i dont see much difference between before and after :) basically toned-down reds on their faces? she looks much more organic before. also - her back need proper retouching. i think everything need retouching in this case :) before looks more organic, after - her face "pops" up too much, the "retouching work" becomes too obvious.

matter of tastes i suppose.
(whats up with under-exposed before? look what it does to her skin, especially on the back), if you expose it properly - much less retouch work there.

i think you will get much better results with frequency separation. its free. no need for software. oh wait, its sponsored article... f+k. i just realized.. i wonder how much you get paid for it. that would be so much better article.

Keith Lester's picture

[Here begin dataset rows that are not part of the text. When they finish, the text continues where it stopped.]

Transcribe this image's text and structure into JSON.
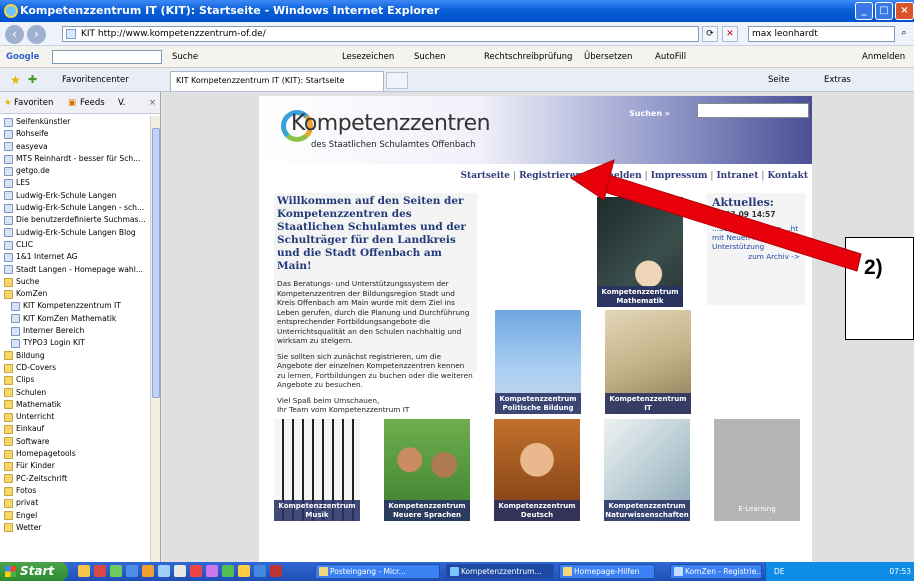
{
  "window": {
    "title": "Kompetenzzentrum IT (KIT): Startseite - Windows Internet Explorer"
  },
  "browser": {
    "address": "KIT http://www.kompetenzzentrum-of.de/",
    "search_value": "max leonhardt"
  },
  "google_toolbar": {
    "logo": "Google",
    "items": [
      "Suche",
      "Lesezeichen",
      "Suchen",
      "Rechtschreibprüfung",
      "Übersetzen",
      "AutoFill",
      "Anmelden"
    ]
  },
  "favorites_bar": {
    "label": "Favoritencenter",
    "tab_title": "KIT Kompetenzzentrum IT (KIT): Startseite",
    "right_items": [
      "Seite",
      "Extras"
    ]
  },
  "sidebar": {
    "tabs": [
      "Favoriten",
      "Feeds",
      "V."
    ],
    "items": [
      {
        "label": "Seifenkünstler",
        "type": "link"
      },
      {
        "label": "Rohseife",
        "type": "link"
      },
      {
        "label": "easyeva",
        "type": "link"
      },
      {
        "label": "MTS Reinhardt - besser für Sch...",
        "type": "link"
      },
      {
        "label": "getgo.de",
        "type": "link"
      },
      {
        "label": "LES",
        "type": "link"
      },
      {
        "label": "Ludwig-Erk-Schule Langen",
        "type": "link"
      },
      {
        "label": "Ludwig-Erk-Schule Langen - sch...",
        "type": "link"
      },
      {
        "label": "Die benutzerdefinierte Suchmas...",
        "type": "link"
      },
      {
        "label": "Ludwig-Erk-Schule Langen Blog",
        "type": "link"
      },
      {
        "label": "CLIC",
        "type": "link"
      },
      {
        "label": "1&1 Internet AG",
        "type": "link"
      },
      {
        "label": "Stadt Langen - Homepage wahl...",
        "type": "link"
      },
      {
        "label": "Suche",
        "type": "folder"
      },
      {
        "label": "KomZen",
        "type": "folder"
      },
      {
        "label": "KIT Kompetenzzentrum IT",
        "type": "sub"
      },
      {
        "label": "KIT KomZen Mathematik",
        "type": "sub"
      },
      {
        "label": "Interner Bereich",
        "type": "sub"
      },
      {
        "label": "TYPO3 Login KIT",
        "type": "sub"
      },
      {
        "label": "Bildung",
        "type": "folder"
      },
      {
        "label": "CD-Covers",
        "type": "folder"
      },
      {
        "label": "Clips",
        "type": "folder"
      },
      {
        "label": "Schulen",
        "type": "folder"
      },
      {
        "label": "Mathematik",
        "type": "folder"
      },
      {
        "label": "Unterricht",
        "type": "folder"
      },
      {
        "label": "Einkauf",
        "type": "folder"
      },
      {
        "label": "Software",
        "type": "folder"
      },
      {
        "label": "Homepagetools",
        "type": "folder"
      },
      {
        "label": "Für Kinder",
        "type": "folder"
      },
      {
        "label": "PC-Zeitschrift",
        "type": "folder"
      },
      {
        "label": "Fotos",
        "type": "folder"
      },
      {
        "label": "privat",
        "type": "folder"
      },
      {
        "label": "Engel",
        "type": "folder"
      },
      {
        "label": "Wetter",
        "type": "folder"
      }
    ]
  },
  "site": {
    "logo_title": "Kompetenzzentren",
    "logo_subtitle": "des Staatlichen Schulamtes Offenbach",
    "search_label": "Suchen »",
    "nav": [
      "Startseite",
      "Registrieren",
      "Abmelden",
      "Impressum",
      "Intranet",
      "Kontakt"
    ],
    "welcome": {
      "title": "Willkommen auf den Seiten der Kompetenzzentren des Staatlichen Schulamtes und der Schulträger für den Landkreis und die Stadt Offenbach am Main!",
      "p1": "Das Beratungs- und Unterstützungssystem der Kompetenzzentren der Bildungsregion Stadt und Kreis Offenbach am Main wurde mit dem Ziel ins Leben gerufen, durch die Planung und Durchführung entsprechender Fortbildungsangebote die Unterrichtsqualität an den Schulen nachhaltig und wirksam zu steigern.",
      "p2": "Sie sollten sich zunächst registrieren, um die Angebote der einzelnen Kompetenzzentren kennen zu lernen, Fortbildungen zu buchen oder die weiteren Angebote zu besuchen.",
      "p3_line1": "Viel Spaß beim Umschauen,",
      "p3_line2": "Ihr Team vom Kompetenzzentrum IT"
    },
    "news": {
      "title": "Aktuelles:",
      "date": "09.03.09 14:57",
      "text": "...Schule in Hessen ...ht mit Neuen M... braucht Unterstützung",
      "archive": "zum Archiv ->"
    },
    "tiles": [
      {
        "id": "mathematik",
        "caption": "Kompetenzzentrum Mathematik"
      },
      {
        "id": "politik",
        "caption": "Kompetenzzentrum Politische Bildung"
      },
      {
        "id": "it",
        "caption": "Kompetenzzentrum IT"
      },
      {
        "id": "musik",
        "caption": "Kompetenzzentrum Musik"
      },
      {
        "id": "sprachen",
        "caption": "Kompetenzzentrum Neuere Sprachen"
      },
      {
        "id": "deutsch",
        "caption": "Kompetenzzentrum Deutsch"
      },
      {
        "id": "naturwiss",
        "caption": "Kompetenzzentrum Naturwissenschaften"
      },
      {
        "id": "elearning",
        "caption": "E-Learning"
      }
    ]
  },
  "annotation": {
    "label": "2)",
    "arrow_color": "#e8000a"
  },
  "taskbar": {
    "start": "Start",
    "tasks": [
      "Posteingang - Micr...",
      "Kompetenzzentrum...",
      "Homepage-Hilfen",
      "KomZen - Registrie..."
    ],
    "tray_lang": "DE",
    "clock": "07:53"
  }
}
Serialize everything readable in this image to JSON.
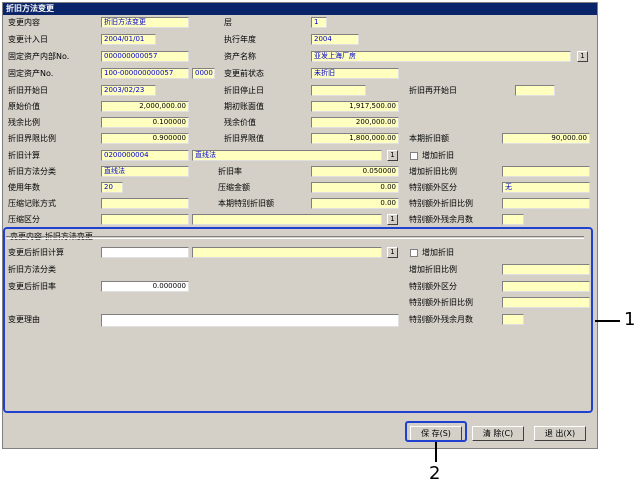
{
  "window": {
    "title": "折旧方法变更"
  },
  "rows": {
    "r1": {
      "l1": "变更内容",
      "v1": "折旧方法变更",
      "l2": "层",
      "v2": "1"
    },
    "r2": {
      "l1": "变更计入日",
      "v1": "2004/01/01",
      "l2": "执行年度",
      "v2": "2004"
    },
    "r3": {
      "l1": "固定资产内部No.",
      "v1": "000000000057",
      "l2": "资产名称",
      "v2": "亚发上海厂房"
    },
    "r4": {
      "l1": "固定资产No.",
      "v1": "100-000000000057",
      "v1b": "0000",
      "l2": "变更前状态",
      "v2": "未折旧"
    },
    "r5": {
      "l1": "折旧开始日",
      "v1": "2003/02/23",
      "l2": "折旧停止日",
      "v2": "",
      "l3": "折旧再开始日",
      "v3": ""
    },
    "r6": {
      "l1": "原始价值",
      "v1": "2,000,000.00",
      "l2": "期初账面值",
      "v2": "1,917,500.00"
    },
    "r7": {
      "l1": "残余比例",
      "v1": "0.100000",
      "l2": "残余价值",
      "v2": "200,000.00"
    },
    "r8": {
      "l1": "折旧界限比例",
      "v1": "0.900000",
      "l2": "折旧界限值",
      "v2": "1,800,000.00",
      "l3": "本期折旧额",
      "v3": "90,000.00"
    },
    "r9": {
      "l1": "折旧计算",
      "v1": "0200000004",
      "v1b": "直线法",
      "l3": "增加折旧"
    },
    "r10": {
      "l1": "折旧方法分类",
      "v1": "直线法",
      "l2": "折旧率",
      "v2": "0.050000",
      "l3": "增加折旧比例",
      "v3": ""
    },
    "r11": {
      "l1": "使用年数",
      "v1": "20",
      "l2": "压缩金额",
      "v2": "0.00",
      "l3": "特别额外区分",
      "v3": "无"
    },
    "r12": {
      "l1": "压缩记账方式",
      "v1": "",
      "l2": "本期特别折旧额",
      "v2": "0.00",
      "l3": "特别额外折旧比例",
      "v3": ""
    },
    "r13": {
      "l1": "压缩区分",
      "v1": "",
      "v1b": "",
      "l3": "特别额外残余月数",
      "v3": ""
    }
  },
  "group": {
    "title": "变更内容-折旧方法变更",
    "calc_label": "变更后折旧计算",
    "calc_value": "",
    "calc_value_b": "",
    "add_dep_label": "增加折旧",
    "class_label": "折旧方法分类",
    "rate_label": "变更后折旧率",
    "rate_value": "0.000000",
    "add_ratio_label": "增加折旧比例",
    "special_class_label": "特别额外区分",
    "special_ratio_label": "特别额外折旧比例",
    "reason_label": "变更理由",
    "reason_value": "",
    "special_months_label": "特别额外残余月数"
  },
  "buttons": {
    "ellipsis": "1",
    "save": "保 存(S)",
    "delete": "清 除(C)",
    "exit": "退 出(X)"
  },
  "callouts": {
    "one": "1",
    "two": "2"
  },
  "colors": {
    "field": "#ffffc0",
    "highlight": "#2040d0",
    "titlebar": "#0a246a"
  }
}
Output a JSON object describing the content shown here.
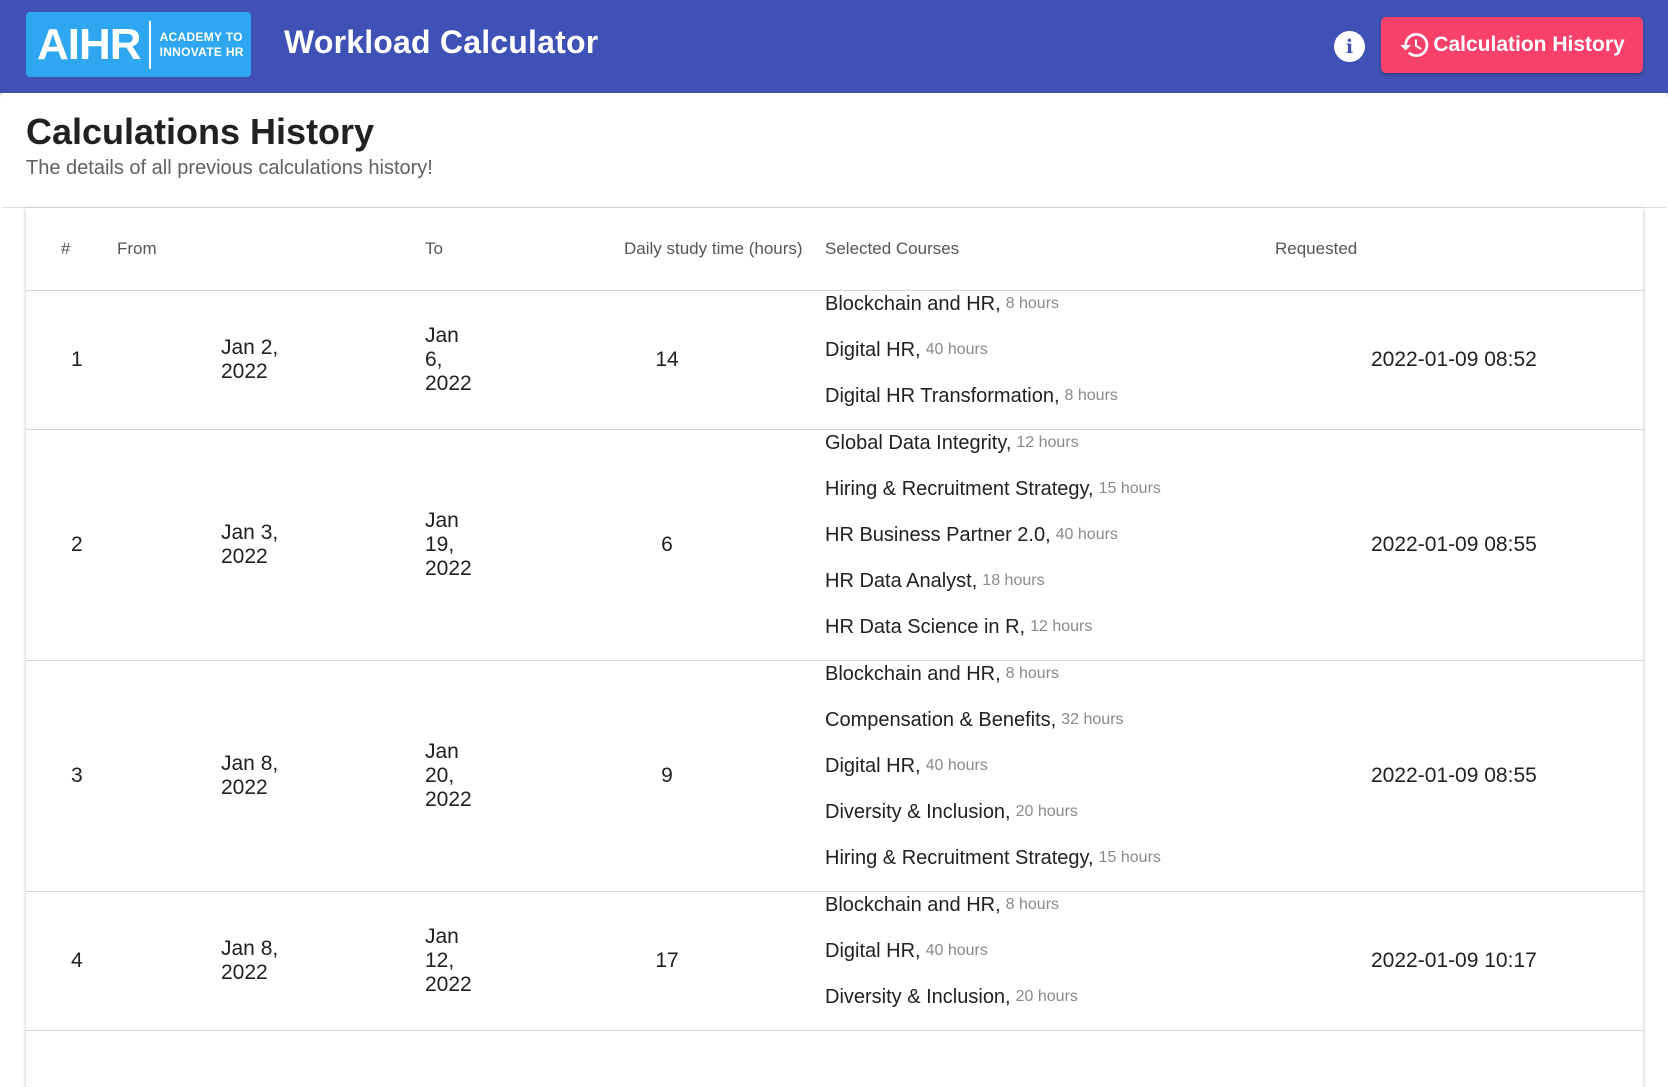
{
  "header": {
    "logo_main": "AIHR",
    "logo_sub_line1": "ACADEMY TO",
    "logo_sub_line2": "INNOVATE HR",
    "app_title": "Workload Calculator",
    "info_icon_glyph": "i",
    "history_button_label": "Calculation History",
    "bar_color": "#3f51b5",
    "button_color": "#f7416b"
  },
  "page": {
    "title": "Calculations History",
    "subtitle": "The details of all previous calculations history!"
  },
  "table": {
    "columns": [
      "#",
      "From",
      "To",
      "Daily study time (hours)",
      "Selected Courses",
      "Requested"
    ],
    "rows": [
      {
        "num": "1",
        "from": "Jan 2, 2022",
        "to": "Jan 6, 2022",
        "daily": "14",
        "courses": [
          {
            "name": "Blockchain and HR,",
            "hours": "8 hours"
          },
          {
            "name": "Digital HR,",
            "hours": "40 hours"
          },
          {
            "name": "Digital HR Transformation,",
            "hours": "8 hours"
          }
        ],
        "requested": "2022-01-09 08:52"
      },
      {
        "num": "2",
        "from": "Jan 3, 2022",
        "to": "Jan 19, 2022",
        "daily": "6",
        "courses": [
          {
            "name": "Global Data Integrity,",
            "hours": "12 hours"
          },
          {
            "name": "Hiring & Recruitment Strategy,",
            "hours": "15 hours"
          },
          {
            "name": "HR Business Partner 2.0,",
            "hours": "40 hours"
          },
          {
            "name": "HR Data Analyst,",
            "hours": "18 hours"
          },
          {
            "name": "HR Data Science in R,",
            "hours": "12 hours"
          }
        ],
        "requested": "2022-01-09 08:55"
      },
      {
        "num": "3",
        "from": "Jan 8, 2022",
        "to": "Jan 20, 2022",
        "daily": "9",
        "courses": [
          {
            "name": "Blockchain and HR,",
            "hours": "8 hours"
          },
          {
            "name": "Compensation & Benefits,",
            "hours": "32 hours"
          },
          {
            "name": "Digital HR,",
            "hours": "40 hours"
          },
          {
            "name": "Diversity & Inclusion,",
            "hours": "20 hours"
          },
          {
            "name": "Hiring & Recruitment Strategy,",
            "hours": "15 hours"
          }
        ],
        "requested": "2022-01-09 08:55"
      },
      {
        "num": "4",
        "from": "Jan 8, 2022",
        "to": "Jan 12, 2022",
        "daily": "17",
        "courses": [
          {
            "name": "Blockchain and HR,",
            "hours": "8 hours"
          },
          {
            "name": "Digital HR,",
            "hours": "40 hours"
          },
          {
            "name": "Diversity & Inclusion,",
            "hours": "20 hours"
          }
        ],
        "requested": "2022-01-09 10:17"
      }
    ]
  }
}
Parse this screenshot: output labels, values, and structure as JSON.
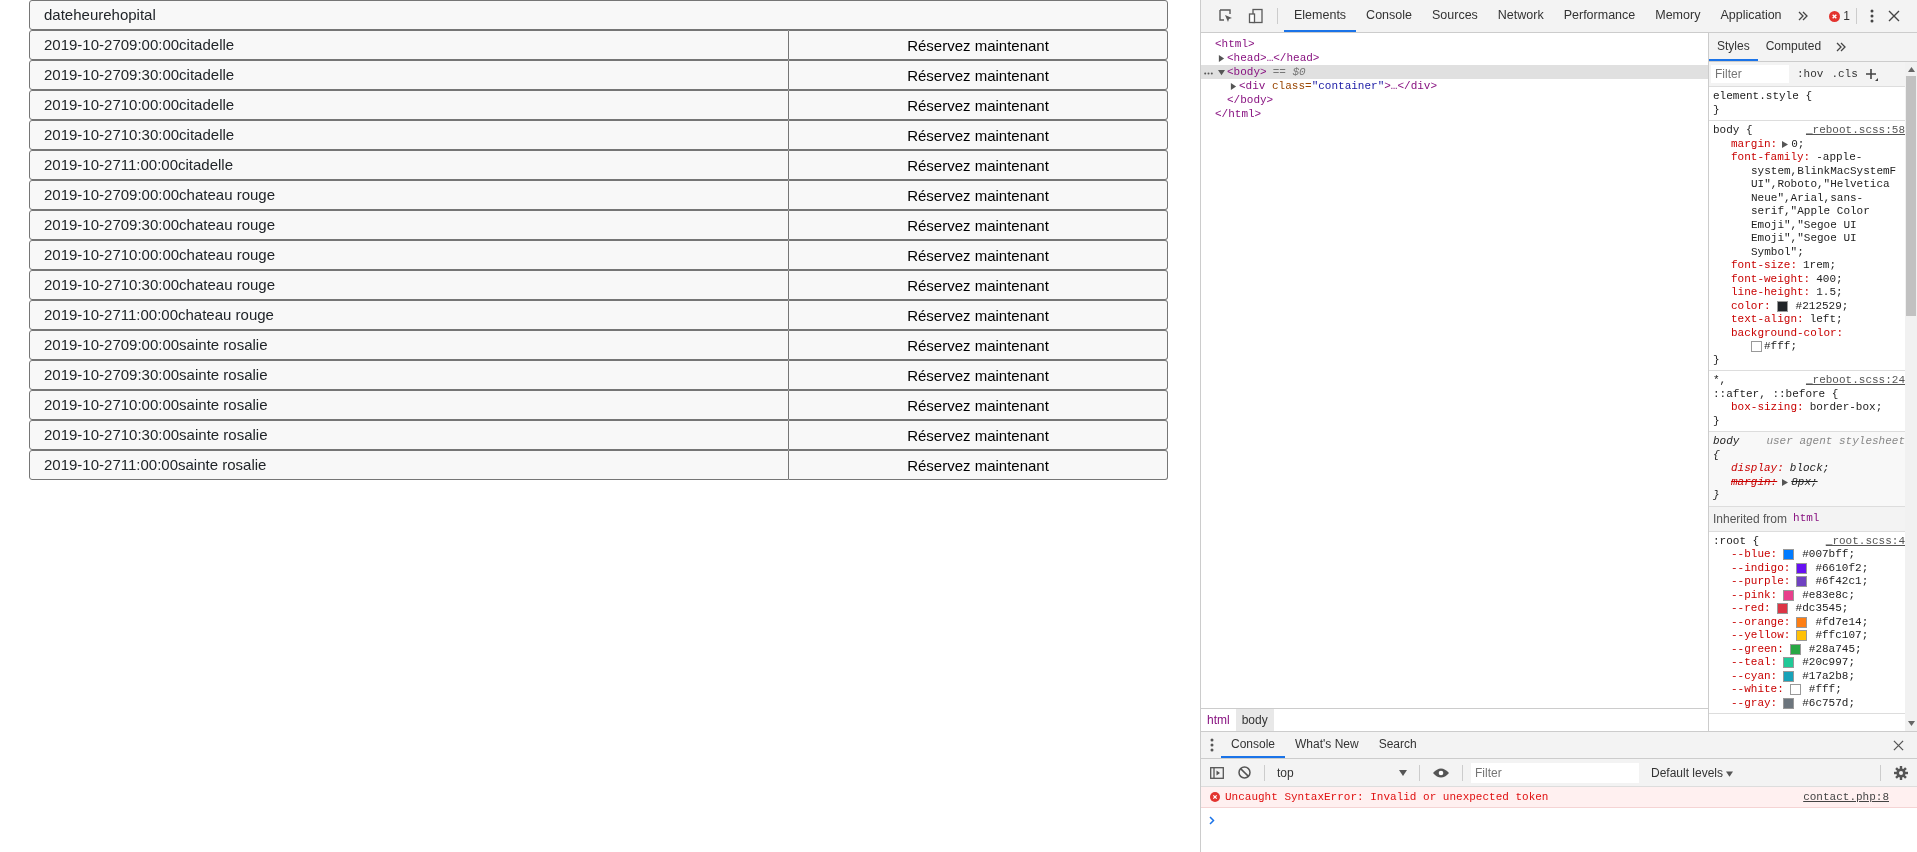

People that bitch and complain about a company being sponsored yet don't complain about getting said article for free. It actually costs real money to operate a website that provides ongoing content. If you don't like, don't read it. For free. I use this application and the retouching tools are really nice and have saved me a lot of time. I've been using ON1 for years and they have the secret sauce that Adobe lost on the way to the bank. I still use Adobe software every day and for now they get my $50 per month. FStoppers provides a ton of great content....for free.